Even though Fall is creeping up on us, don’t think that your outdoor chores that keep your home and yard looking so pretty in the Spring and Summer are quite finished yet. And to prepare your home for the Fall/Winter seasons, there are several items you should think about doing inside your home as well.
Just like many things we own, your home needs some special attention to stay happy and healthy. Along with the regular maintenance you do to your home, the beginning of a new season is a good time to take care of some special items as well. Not sure about everything that needs to be done? The National Association of Home Builders has come up with with a handy checklist for you to use.
- Maintain your gutters.
Remove all debris from your gutters so water can properly drain. This minimizes standing water and slows the freeze/thaw expansion process that occurs in cold weather. Clogged gutters can cause landscaping, lawn and shrubbery, walls, foundation, basement, crawl spaces and existing gutter system damage. Consider installing “gutter guards,” which will prevent debris from entering the gutter and direct the flow of water away from the house and into the ground.
- Trim your trees and remove dead branches.
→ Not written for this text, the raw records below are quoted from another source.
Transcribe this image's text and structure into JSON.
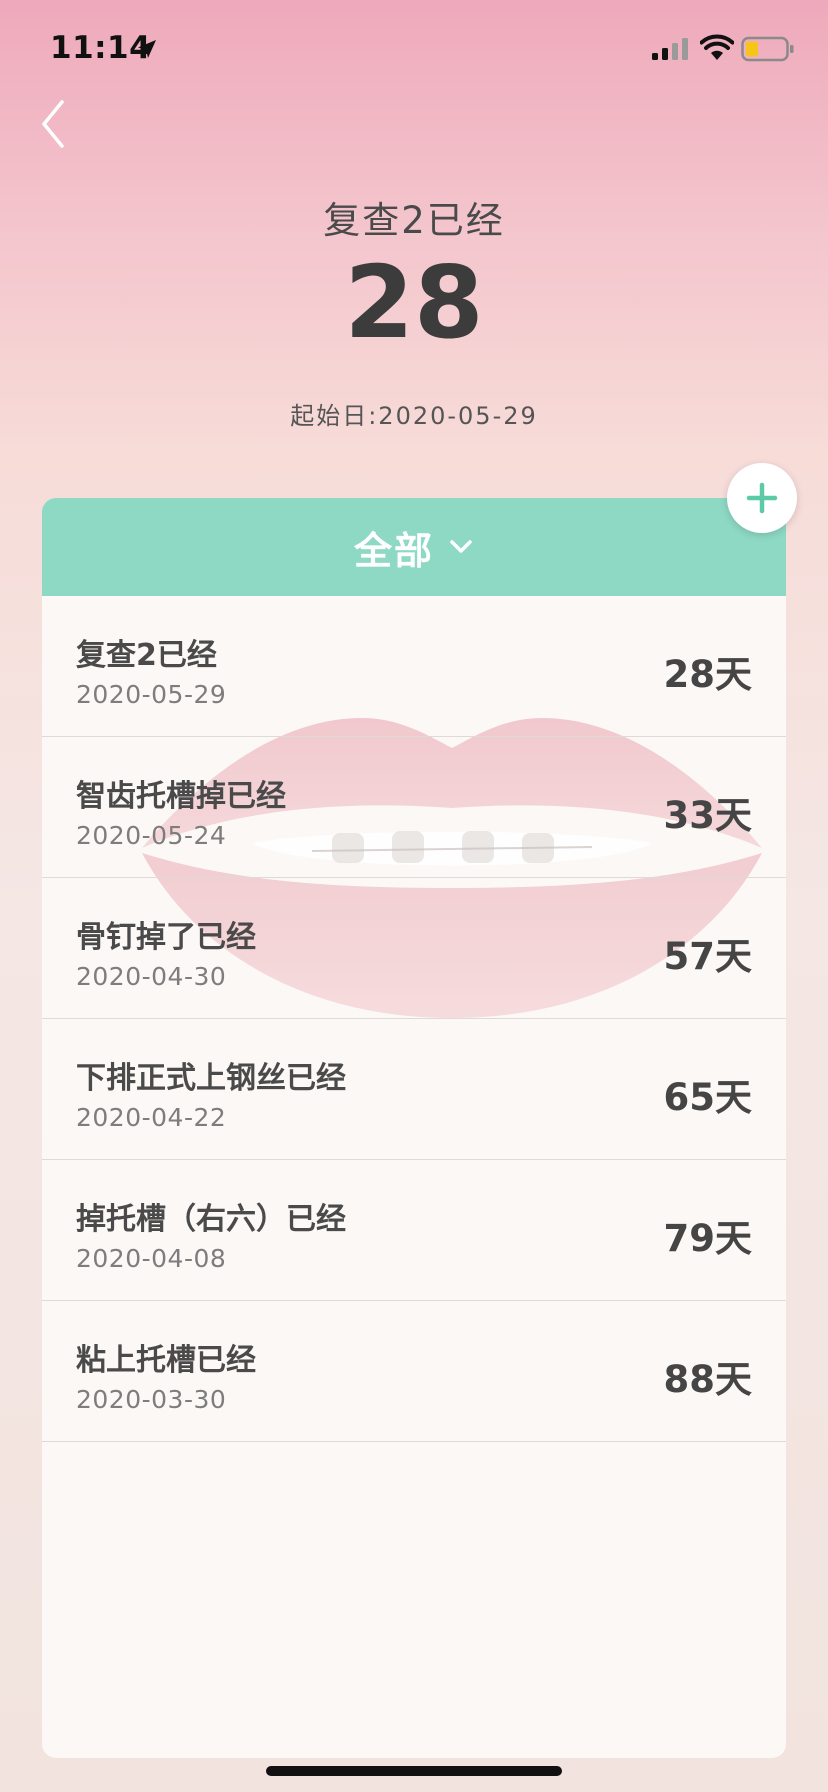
{
  "status_bar": {
    "time": "11:14",
    "icons": [
      "location-icon",
      "signal-icon",
      "wifi-icon",
      "battery-icon"
    ]
  },
  "nav": {
    "back_icon": "chevron-left-icon"
  },
  "header": {
    "subtitle": "复查2已经",
    "count": "28",
    "start_date": "起始日:2020-05-29"
  },
  "filter": {
    "label": "全部",
    "icon": "chevron-down-icon"
  },
  "add_button": {
    "icon": "plus-icon"
  },
  "events": [
    {
      "title": "复查2已经",
      "date": "2020-05-29",
      "days": "28天"
    },
    {
      "title": "智齿托槽掉已经",
      "date": "2020-05-24",
      "days": "33天"
    },
    {
      "title": "骨钉掉了已经",
      "date": "2020-04-30",
      "days": "57天"
    },
    {
      "title": "下排正式上钢丝已经",
      "date": "2020-04-22",
      "days": "65天"
    },
    {
      "title": "掉托槽（右六）已经",
      "date": "2020-04-08",
      "days": "79天"
    },
    {
      "title": "粘上托槽已经",
      "date": "2020-03-30",
      "days": "88天"
    }
  ],
  "colors": {
    "accent": "#8dd9c4",
    "plus": "#5cc9a7",
    "card_bg": "#fcf8f6",
    "gradient_top": "#eea9bb"
  }
}
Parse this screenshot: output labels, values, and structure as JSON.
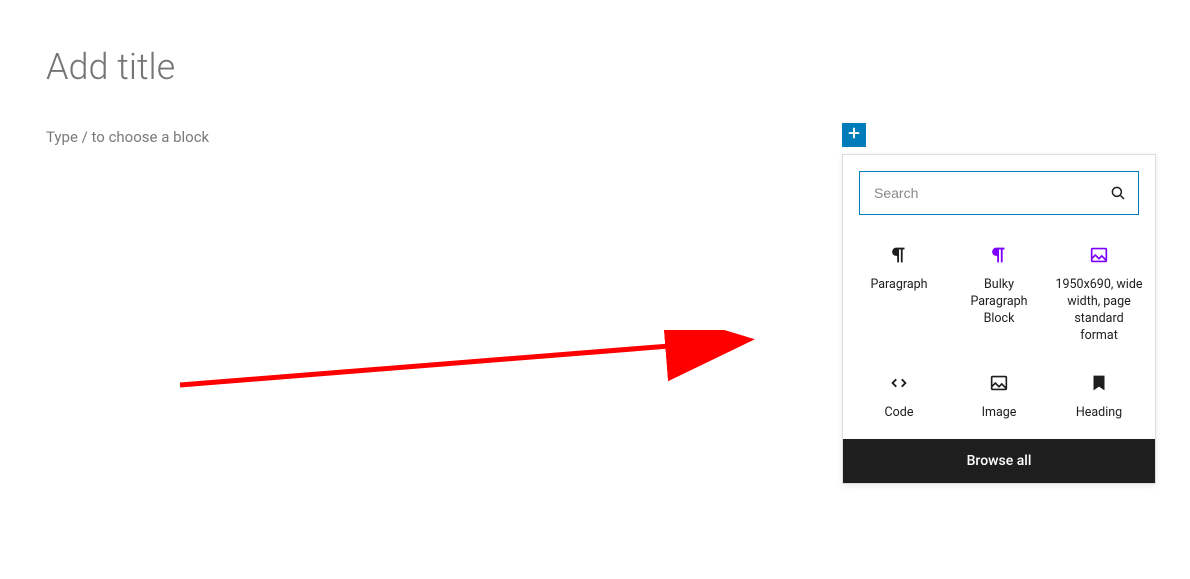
{
  "editor": {
    "title_placeholder": "Add title",
    "block_hint": "Type / to choose a block"
  },
  "inserter": {
    "search_placeholder": "Search",
    "browse_all": "Browse all",
    "blocks": [
      {
        "label": "Paragraph",
        "icon": "pilcrow",
        "color": "#1e1e1e"
      },
      {
        "label": "Bulky Paragraph Block",
        "icon": "pilcrow",
        "color": "#7b00ff"
      },
      {
        "label": "1950x690, wide width, page standard format",
        "icon": "image",
        "color": "#7b00ff"
      },
      {
        "label": "Code",
        "icon": "code",
        "color": "#1e1e1e"
      },
      {
        "label": "Image",
        "icon": "image",
        "color": "#1e1e1e"
      },
      {
        "label": "Heading",
        "icon": "bookmark",
        "color": "#1e1e1e"
      }
    ]
  }
}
Inclement weather can cause weak trees or branches to break and damage your home, car, utility lines or someone walking on your property. Keep an eye out for large dead branches in trees; detached branches hanging in trees; cavities or rotten wood along trunks or major branches; mushrooms at the base of trees; cracks or splits in trunks; leaves that prematurely develop unusual color or size; and trees that were previously topped or heavily pruned. If you see any signs of hazards, call a professional tree service.
- Maintain your steps and handrails.
Repair broken stairs and banisters to prevent falls and injury.
- Inspect your roof.
Be proactive and prevent emergency and expensive repairs. Things to look for include damaged or loose shingles; gaps in the flashing where the roofing and siding meet vents and flues; and damaged mortar around the chimney (especially at the joints, caps and washes). If you see any signs of damage, call a professional to repair the damage.
- Inspect your home’s exterior walls.
Look for possible weather-related damage, like cracks and loose or crumbling mortar. Wood trim and siding can suffer from deteriorating paint or become loose. Windowsills may be cracked, split or decayed.
- Check your home’s insulation.
Your attic should be five to 10 degrees warmer than the outside air, otherwise too much heat escapes and causes frozen water to melt and refreeze which can result in a collapsed roof. Don’t neglect your basement and crawl spaces, and well insulate pipes in those spaces to protect against freezing.
- Maintain your pipes.
Wrap your pipes with heating tape every winter and insulate unfinished rooms such as garages, if they contain exposed pipes. Check pipes for cracks and leaks and have any damage repaired immediately to prevent costlier repairs later. Keep your house warm — at least 65 degrees.
- Check your heating systems.
Be sure to maintain your furnace, fireplace, boiler, water heater, space heater and wood-burning stove and have your heating system serviced every year. Check smoke and fire alarms and carbon monoxide detectors and change your heating and air conditioning filters regularly.
- Know your plumbing.
Learn the location of your pipes and how to shut the water off. If your pipes freeze, the quicker you shut off the water, the better chance you have of preventing pipe bursts. Check weather stripping and caulking around windows and doors and replace or repair as needed. Caulking helps keep your house weather-tight, lowers your heating and cooling bills, and can also help keep insects and rodents out of your house. Also look for chipped or peeling paint around window frames and trim. Repair broken glass and loose or missing putty. When needed, use a modern glazing compound instead of putty for a waterproof seal.
- Clean and vacuum dust from vents, baseboard heaters and cold-air returns.
Dust build-up in ducts is a major cause of indoor pollutants and can increase incidences of cold-weather illnesses. Check all your faucets for leaks and repair any you find. Replace washers if necessary.
We at New Homes Guide hope you find this helpful and continue to enjoy your home throughout the Seasons!